**Activity**.
Check every line below for the word "label" and show those that hold it.

────────

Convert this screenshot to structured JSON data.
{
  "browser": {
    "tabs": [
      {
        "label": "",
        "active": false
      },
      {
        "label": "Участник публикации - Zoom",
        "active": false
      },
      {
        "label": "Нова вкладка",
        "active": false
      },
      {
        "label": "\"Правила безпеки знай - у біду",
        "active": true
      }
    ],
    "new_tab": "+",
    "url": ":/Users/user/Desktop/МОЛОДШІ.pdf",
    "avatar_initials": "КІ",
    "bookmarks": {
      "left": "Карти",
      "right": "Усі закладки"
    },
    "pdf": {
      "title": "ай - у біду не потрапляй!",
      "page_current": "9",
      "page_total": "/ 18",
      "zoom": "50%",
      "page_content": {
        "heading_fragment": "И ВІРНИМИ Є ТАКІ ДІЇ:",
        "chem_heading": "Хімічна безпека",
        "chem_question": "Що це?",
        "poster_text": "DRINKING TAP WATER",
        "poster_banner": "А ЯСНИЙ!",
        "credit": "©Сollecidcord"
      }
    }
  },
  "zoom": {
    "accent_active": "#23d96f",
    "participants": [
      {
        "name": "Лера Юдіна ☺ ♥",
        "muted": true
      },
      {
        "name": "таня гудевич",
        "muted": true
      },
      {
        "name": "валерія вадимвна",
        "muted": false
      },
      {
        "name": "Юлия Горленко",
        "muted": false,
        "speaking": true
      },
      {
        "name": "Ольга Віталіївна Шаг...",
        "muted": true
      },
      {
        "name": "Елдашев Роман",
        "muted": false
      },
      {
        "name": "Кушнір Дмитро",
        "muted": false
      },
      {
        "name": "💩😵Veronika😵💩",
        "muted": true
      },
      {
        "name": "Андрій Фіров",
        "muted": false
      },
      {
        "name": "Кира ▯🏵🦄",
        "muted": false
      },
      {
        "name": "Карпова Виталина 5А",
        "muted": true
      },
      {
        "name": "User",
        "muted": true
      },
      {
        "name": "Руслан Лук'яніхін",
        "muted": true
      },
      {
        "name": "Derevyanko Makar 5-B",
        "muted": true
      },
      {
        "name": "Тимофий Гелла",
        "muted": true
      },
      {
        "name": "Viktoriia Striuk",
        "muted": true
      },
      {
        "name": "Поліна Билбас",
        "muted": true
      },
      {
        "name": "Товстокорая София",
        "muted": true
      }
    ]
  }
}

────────

**Written reply**.
        "label": "",
        "label": "Участник публикации - Zoom",
        "label": "Нова вкладка",
        "label": "\"Правила безпеки знай - у біду",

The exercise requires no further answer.